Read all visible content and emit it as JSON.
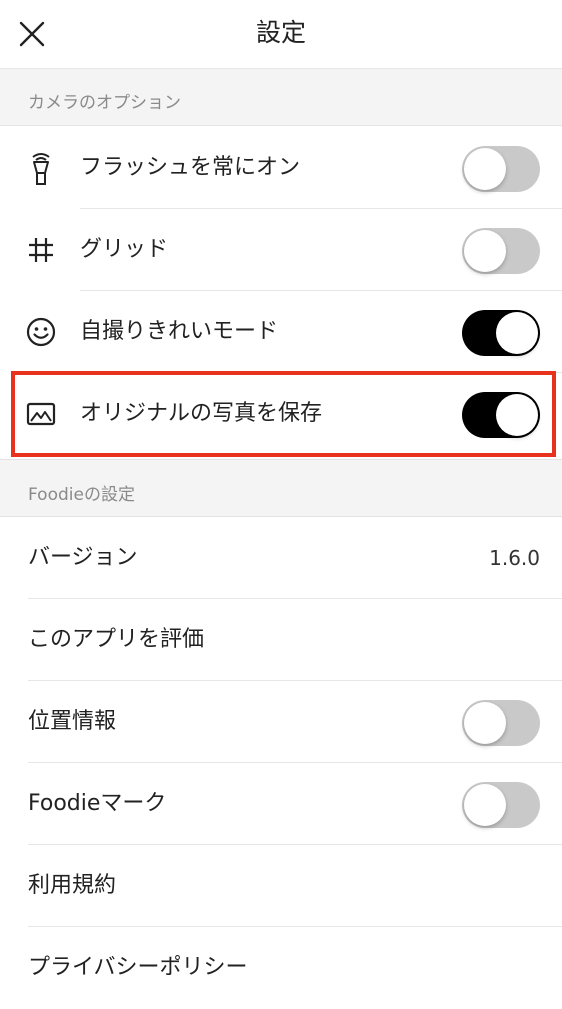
{
  "header": {
    "title": "設定"
  },
  "camera_section": {
    "title": "カメラのオプション",
    "items": [
      {
        "label": "フラッシュを常にオン",
        "icon": "flash-icon",
        "toggle_on": false
      },
      {
        "label": "グリッド",
        "icon": "grid-icon",
        "toggle_on": false
      },
      {
        "label": "自撮りきれいモード",
        "icon": "smiley-icon",
        "toggle_on": true
      },
      {
        "label": "オリジナルの写真を保存",
        "icon": "photo-icon",
        "toggle_on": true
      }
    ]
  },
  "foodie_section": {
    "title": "Foodieの設定",
    "items": [
      {
        "label": "バージョン",
        "value": "1.6.0"
      },
      {
        "label": "このアプリを評価"
      },
      {
        "label": "位置情報",
        "toggle_on": false
      },
      {
        "label": "Foodieマーク",
        "toggle_on": false
      },
      {
        "label": "利用規約"
      },
      {
        "label": "プライバシーポリシー"
      }
    ]
  },
  "colors": {
    "toggle_on": "#000000",
    "toggle_off": "#c9c9c9",
    "highlight": "#e8321e",
    "section_bg": "#f4f4f4"
  }
}
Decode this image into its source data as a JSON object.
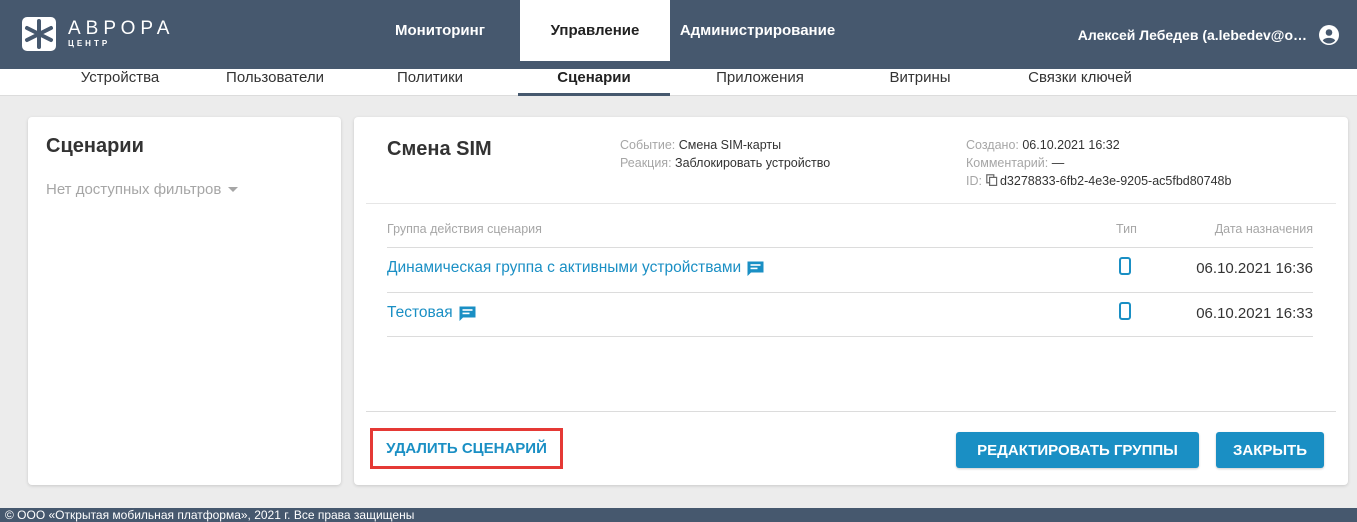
{
  "header": {
    "logo_title": "АВРОРА",
    "logo_subtitle": "ЦЕНТР",
    "tabs": [
      {
        "label": "Мониторинг"
      },
      {
        "label": "Управление"
      },
      {
        "label": "Администрирование"
      }
    ],
    "user": "Алексей Лебедев (a.lebedev@o…",
    "colors": {
      "bar": "#46586e",
      "accent": "#1a8fc4"
    }
  },
  "subnav": {
    "items": [
      {
        "label": "Устройства"
      },
      {
        "label": "Пользователи"
      },
      {
        "label": "Политики"
      },
      {
        "label": "Сценарии"
      },
      {
        "label": "Приложения"
      },
      {
        "label": "Витрины"
      },
      {
        "label": "Связки ключей"
      }
    ]
  },
  "left": {
    "title": "Сценарии",
    "filter": "Нет доступных фильтров"
  },
  "scenario": {
    "title": "Смена SIM",
    "event_label": "Событие:",
    "event_value": "Смена SIM-карты",
    "reaction_label": "Реакция:",
    "reaction_value": "Заблокировать устройство",
    "created_label": "Создано:",
    "created_value": "06.10.2021 16:32",
    "comment_label": "Комментарий:",
    "comment_value": "—",
    "id_label": "ID:",
    "id_value": "d3278833-6fb2-4e3e-9205-ac5fbd80748b"
  },
  "table": {
    "col_group": "Группа действия сценария",
    "col_type": "Тип",
    "col_date": "Дата назначения",
    "rows": [
      {
        "name": "Динамическая группа с активными устройствами",
        "type_icon": "phone-icon",
        "date": "06.10.2021 16:36"
      },
      {
        "name": "Тестовая",
        "type_icon": "phone-icon",
        "date": "06.10.2021 16:33"
      }
    ]
  },
  "actions": {
    "delete": "УДАЛИТЬ СЦЕНАРИЙ",
    "edit": "РЕДАКТИРОВАТЬ ГРУППЫ",
    "close": "ЗАКРЫТЬ"
  },
  "footer": {
    "text": "© ООО «Открытая мобильная платформа», 2021 г. Все права защищены"
  }
}
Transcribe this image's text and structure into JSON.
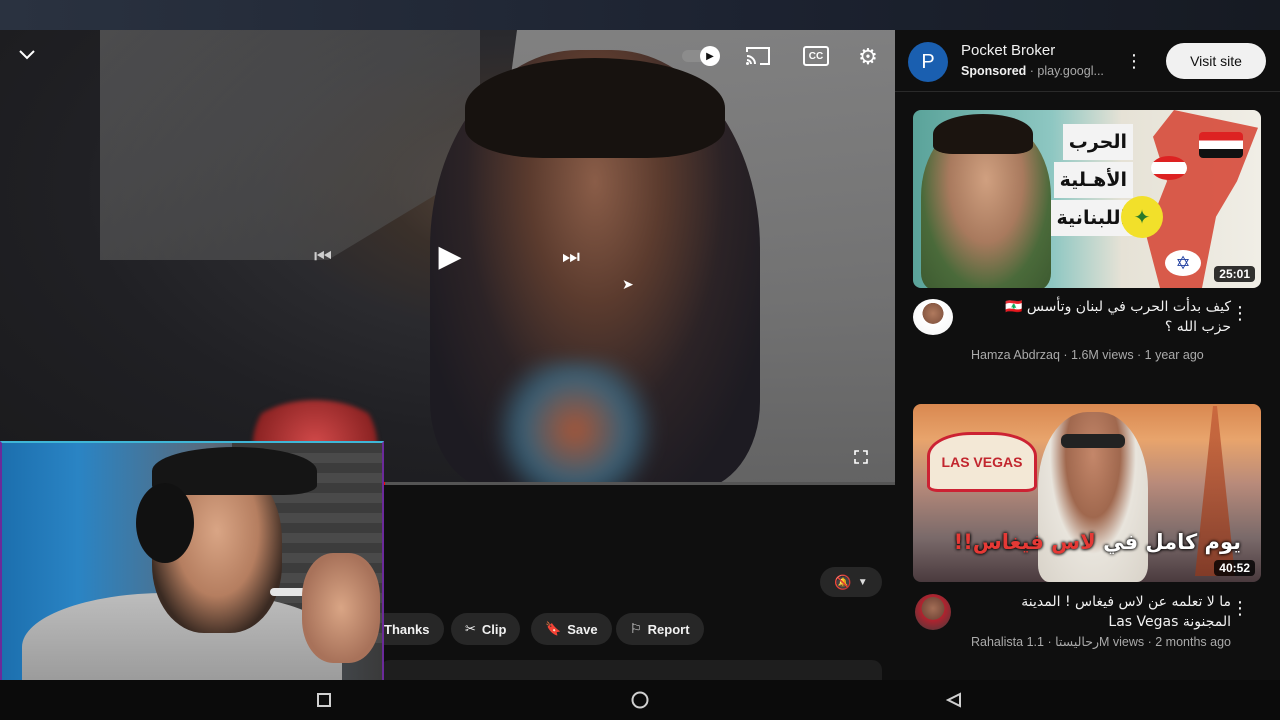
{
  "video": {
    "progress_fraction": 0.43,
    "controls": {
      "collapse_icon": "chevron-down-icon",
      "autoplay_icon": "autoplay-toggle-icon",
      "cast_icon": "cast-icon",
      "captions_label": "CC",
      "settings_icon": "gear-icon",
      "prev_icon": "skip-previous-icon",
      "play_icon": "play-icon",
      "next_icon": "skip-next-icon",
      "fullscreen_icon": "fullscreen-icon"
    }
  },
  "actions": {
    "thanks_label": "Thanks",
    "clip_label": "Clip",
    "save_label": "Save",
    "report_label": "Report",
    "notify_icon": "bell-off-icon"
  },
  "ad": {
    "logo_letter": "P",
    "name": "Pocket Broker",
    "sponsored": "Sponsored",
    "domain": "play.googl...",
    "cta": "Visit site",
    "brand_color": "#1a5fb0"
  },
  "recommendations": [
    {
      "thumb_text": [
        "الحرب",
        "الأهـلية",
        "اللبنانية"
      ],
      "duration": "25:01",
      "title": "كيف بدأت الحرب في لبنان وتأسس 🇱🇧 حزب الله ؟",
      "channel": "Hamza Abdrzaq",
      "meta": "1.6M views · 1 year ago"
    },
    {
      "thumb_sign": "LAS VEGAS",
      "thumb_caption_white": "يوم كامل في",
      "thumb_caption_red": "لاس فيغاس!!",
      "duration": "40:52",
      "title": "ما لا تعلمه عن لاس فيغاس ! المدينة المجنونة Las Vegas",
      "channel": "Rahalista رحاليستا",
      "meta": "1.1M views · 2 months ago"
    }
  ],
  "nav": {
    "back_icon": "back-triangle-icon",
    "home_icon": "home-circle-icon",
    "recents_icon": "recents-square-icon"
  }
}
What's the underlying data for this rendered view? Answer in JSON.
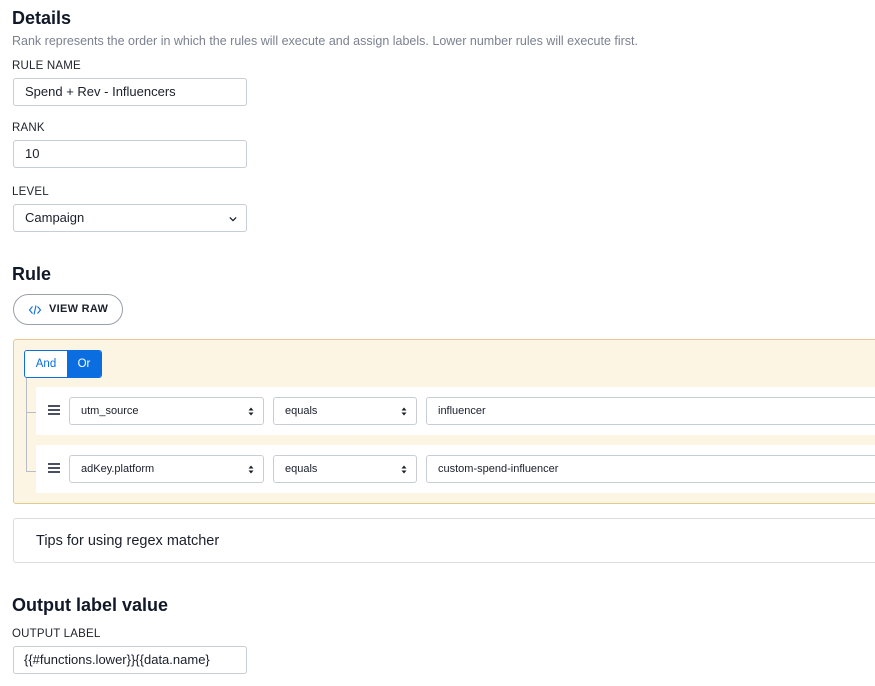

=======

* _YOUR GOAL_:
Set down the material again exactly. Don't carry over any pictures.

* _EXPECTED ANSWER_:
Read all visible content and emit it as JSON.
{
  "header": {
    "title": "設定"
  },
  "camera_section": {
    "title": "カメラのオプション",
    "items": [
      {
        "label": "フラッシュを常にオン",
        "icon": "flash-icon",
        "toggle_on": false
      },
      {
        "label": "グリッド",
        "icon": "grid-icon",
        "toggle_on": false
      },
      {
        "label": "自撮りきれいモード",
        "icon": "smiley-icon",
        "toggle_on": true
      },
      {
        "label": "オリジナルの写真を保存",
        "icon": "photo-icon",
        "toggle_on": true
      }
    ]
  },
  "foodie_section": {
    "title": "Foodieの設定",
    "items": [
      {
        "label": "バージョン",
        "value": "1.6.0"
      },
      {
        "label": "このアプリを評価"
      },
      {
        "label": "位置情報",
        "toggle_on": false
      },
      {
        "label": "Foodieマーク",
        "toggle_on": false
      },
      {
        "label": "利用規約"
      },
      {
        "label": "プライバシーポリシー"
      }
    ]
  },
  "colors": {
    "toggle_on": "#000000",
    "toggle_off": "#c9c9c9",
    "highlight": "#e8321e",
    "section_bg": "#f4f4f4"
  }
}
Decode this image into its source data as a JSON object.
{
  "header": {
    "logo_title": "АВРОРА",
    "logo_subtitle": "ЦЕНТР",
    "tabs": [
      {
        "label": "Мониторинг"
      },
      {
        "label": "Управление"
      },
      {
        "label": "Администрирование"
      }
    ],
    "user": "Алексей Лебедев (a.lebedev@o…",
    "colors": {
      "bar": "#46586e",
      "accent": "#1a8fc4"
    }
  },
  "subnav": {
    "items": [
      {
        "label": "Устройства"
      },
      {
        "label": "Пользователи"
      },
      {
        "label": "Политики"
      },
      {
        "label": "Сценарии"
      },
      {
        "label": "Приложения"
      },
      {
        "label": "Витрины"
      },
      {
        "label": "Связки ключей"
      }
    ]
  },
  "left": {
    "title": "Сценарии",
    "filter": "Нет доступных фильтров"
  },
  "scenario": {
    "title": "Смена SIM",
    "event_label": "Событие:",
    "event_value": "Смена SIM-карты",
    "reaction_label": "Реакция:",
    "reaction_value": "Заблокировать устройство",
    "created_label": "Создано:",
    "created_value": "06.10.2021 16:32",
    "comment_label": "Комментарий:",
    "comment_value": "—",
    "id_label": "ID:",
    "id_value": "d3278833-6fb2-4e3e-9205-ac5fbd80748b"
  },
  "table": {
    "col_group": "Группа действия сценария",
    "col_type": "Тип",
    "col_date": "Дата назначения",
    "rows": [
      {
        "name": "Динамическая группа с активными устройствами",
        "type_icon": "phone-icon",
        "date": "06.10.2021 16:36"
      },
      {
        "name": "Тестовая",
        "type_icon": "phone-icon",
        "date": "06.10.2021 16:33"
      }
    ]
  },
  "actions": {
    "delete": "УДАЛИТЬ СЦЕНАРИЙ",
    "edit": "РЕДАКТИРОВАТЬ ГРУППЫ",
    "close": "ЗАКРЫТЬ"
  },
  "footer": {
    "text": "© ООО «Открытая мобильная платформа», 2021 г. Все права защищены"
  }
}
Transcribe this image's text and structure into JSON.
{
  "video": {
    "progress_fraction": 0.43,
    "controls": {
      "collapse_icon": "chevron-down-icon",
      "autoplay_icon": "autoplay-toggle-icon",
      "cast_icon": "cast-icon",
      "captions_label": "CC",
      "settings_icon": "gear-icon",
      "prev_icon": "skip-previous-icon",
      "play_icon": "play-icon",
      "next_icon": "skip-next-icon",
      "fullscreen_icon": "fullscreen-icon"
    }
  },
  "actions": {
    "thanks_label": "Thanks",
    "clip_label": "Clip",
    "save_label": "Save",
    "report_label": "Report",
    "notify_icon": "bell-off-icon"
  },
  "ad": {
    "logo_letter": "P",
    "name": "Pocket Broker",
    "sponsored": "Sponsored",
    "domain": "play.googl...",
    "cta": "Visit site",
    "brand_color": "#1a5fb0"
  },
  "recommendations": [
    {
      "thumb_text": [
        "الحرب",
        "الأهـلية",
        "اللبنانية"
      ],
      "duration": "25:01",
      "title": "كيف بدأت الحرب في لبنان وتأسس 🇱🇧 حزب الله ؟",
      "channel": "Hamza Abdrzaq",
      "meta": "1.6M views · 1 year ago"
    },
    {
      "thumb_sign": "LAS VEGAS",
      "thumb_caption_white": "يوم كامل في",
      "thumb_caption_red": "لاس فيغاس!!",
      "duration": "40:52",
      "title": "ما لا تعلمه عن لاس فيغاس ! المدينة المجنونة Las Vegas",
      "channel": "Rahalista رحاليستا",
      "meta": "1.1M views · 2 months ago"
    }
  ],
  "nav": {
    "back_icon": "back-triangle-icon",
    "home_icon": "home-circle-icon",
    "recents_icon": "recents-square-icon"
  }
}
What's the underlying data for this rendered view? Answer in JSON.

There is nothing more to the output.